Against His word I took blasphemous peeks at the world and living things He created after us. They were like us in some ways yet so incredibly different. They starved, they mourned, they suffered and it was all so overwhelmingly beautiful. The craving for it all struck my heart so heavy I wept. I wanted to taste the pain for myself.
The other angels scolded me and demanded I repent before our Father heard my sacrilegious thoughts, but the fount was open and there was no hope of it being forced close. I thought that if I could sneak down to Earth and talk with a single human being, I would be sated and that would be the end of it.
The moment I went to breach the firmament and find my way down to Earth, there was a bright flash of light and a voice so loud it shook the stars. “Belial, my child, you have shamed me. I hereby strip you of your wings, and curse you to spend 1,000 years as the human creature you are so curious about.”

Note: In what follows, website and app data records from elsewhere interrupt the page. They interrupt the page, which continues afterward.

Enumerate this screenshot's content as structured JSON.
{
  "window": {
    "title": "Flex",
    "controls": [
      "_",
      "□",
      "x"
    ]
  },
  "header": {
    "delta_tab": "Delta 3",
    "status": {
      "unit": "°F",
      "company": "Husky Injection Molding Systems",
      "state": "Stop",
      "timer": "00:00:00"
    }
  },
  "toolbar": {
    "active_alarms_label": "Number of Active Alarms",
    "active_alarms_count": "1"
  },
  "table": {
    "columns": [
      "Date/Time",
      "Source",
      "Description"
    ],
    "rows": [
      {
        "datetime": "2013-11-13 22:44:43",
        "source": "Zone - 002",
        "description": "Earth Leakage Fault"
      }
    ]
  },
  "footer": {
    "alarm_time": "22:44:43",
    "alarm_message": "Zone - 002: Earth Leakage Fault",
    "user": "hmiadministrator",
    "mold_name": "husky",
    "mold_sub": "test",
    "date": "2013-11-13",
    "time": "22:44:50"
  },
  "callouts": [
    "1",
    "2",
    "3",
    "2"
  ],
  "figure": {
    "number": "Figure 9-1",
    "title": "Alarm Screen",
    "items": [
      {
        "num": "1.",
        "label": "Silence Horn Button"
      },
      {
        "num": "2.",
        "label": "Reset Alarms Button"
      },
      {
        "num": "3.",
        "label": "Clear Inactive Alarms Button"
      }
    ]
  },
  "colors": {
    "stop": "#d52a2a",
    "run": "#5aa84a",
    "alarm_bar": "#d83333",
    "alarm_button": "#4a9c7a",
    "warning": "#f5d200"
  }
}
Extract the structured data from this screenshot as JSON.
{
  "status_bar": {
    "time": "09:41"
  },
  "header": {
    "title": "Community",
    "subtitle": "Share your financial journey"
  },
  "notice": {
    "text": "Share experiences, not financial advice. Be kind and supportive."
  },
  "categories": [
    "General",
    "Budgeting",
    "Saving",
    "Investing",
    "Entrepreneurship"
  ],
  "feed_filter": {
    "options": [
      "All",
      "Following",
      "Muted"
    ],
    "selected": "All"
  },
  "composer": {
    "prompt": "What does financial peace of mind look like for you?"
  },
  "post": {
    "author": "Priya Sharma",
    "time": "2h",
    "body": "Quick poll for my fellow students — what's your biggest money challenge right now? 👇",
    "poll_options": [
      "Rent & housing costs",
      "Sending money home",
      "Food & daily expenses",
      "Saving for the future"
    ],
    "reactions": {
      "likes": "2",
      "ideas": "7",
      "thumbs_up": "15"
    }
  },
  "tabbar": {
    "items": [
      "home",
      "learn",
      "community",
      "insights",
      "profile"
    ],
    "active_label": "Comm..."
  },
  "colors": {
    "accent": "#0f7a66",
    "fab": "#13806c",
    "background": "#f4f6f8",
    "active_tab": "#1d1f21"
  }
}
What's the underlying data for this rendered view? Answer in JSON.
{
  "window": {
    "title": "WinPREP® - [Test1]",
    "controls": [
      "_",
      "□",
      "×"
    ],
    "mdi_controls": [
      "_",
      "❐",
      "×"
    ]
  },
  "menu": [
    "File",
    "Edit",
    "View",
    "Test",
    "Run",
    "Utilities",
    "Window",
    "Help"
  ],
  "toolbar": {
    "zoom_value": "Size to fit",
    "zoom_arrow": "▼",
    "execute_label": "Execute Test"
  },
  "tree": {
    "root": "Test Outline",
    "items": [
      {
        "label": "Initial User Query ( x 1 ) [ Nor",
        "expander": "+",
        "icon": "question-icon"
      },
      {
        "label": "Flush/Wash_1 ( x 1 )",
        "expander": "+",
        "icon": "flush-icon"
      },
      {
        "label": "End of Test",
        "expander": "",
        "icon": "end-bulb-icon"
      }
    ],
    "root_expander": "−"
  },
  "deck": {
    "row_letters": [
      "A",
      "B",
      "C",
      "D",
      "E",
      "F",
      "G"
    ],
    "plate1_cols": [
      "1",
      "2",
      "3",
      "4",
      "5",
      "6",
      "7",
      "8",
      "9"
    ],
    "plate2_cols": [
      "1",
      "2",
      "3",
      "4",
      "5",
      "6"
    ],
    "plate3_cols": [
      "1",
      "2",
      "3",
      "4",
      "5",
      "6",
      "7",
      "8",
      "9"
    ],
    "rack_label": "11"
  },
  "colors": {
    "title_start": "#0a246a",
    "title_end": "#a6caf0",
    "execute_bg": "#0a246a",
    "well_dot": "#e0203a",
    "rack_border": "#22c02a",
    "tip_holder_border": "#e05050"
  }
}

500 years ago I woke up in a desert in Egypt, my back bleeding from where my wings had been ripped out. There were legends of other fallen angels, who had been dealt a similar fate and turned their backs on heaven forever, but we asked for this, and so I was determined to make the most of my punishment and then head happily home. I traveled to countless cities, using various names and getting to know as many people as I could.
Some were impressive, others were cruel but they were all interesting and I kept track of them all in a leather bound journal. In the last century or so I discovered that I had a particular gift for the arts, and I began taking lessons to improve my painting skills. I branched out from paint to charcoal, oil pastels and even this delightful invention known as the prismacolor pencil. Art was the closest thing to being back in heaven that I’d found on Earth.
I decided to become more proactive with my gift, enrolling in the small but well-funded St. Lori’s School for the Modeling Arts. My original intent was to draw the clothing designs that the sewing students would put together, but even in my current body the human females fawned over me and insisted I wear the clothes. Delorobia was the name I had chosen this time, and I had somehow been pressured into something they called a “fashion show”.
The girls in my design class giggled as they slipped me into the all-white ensemble and I let them. I was feeling a bit silly making my way down the runway, with my hands crammed into my pockets to avoid the nasty habit I had of fidgeting when I wasn’t holding a pencil. I paused at the end the way the girls had instructed me to when I saw him for the first time—the boy with the blonde hair who would change my existence forever.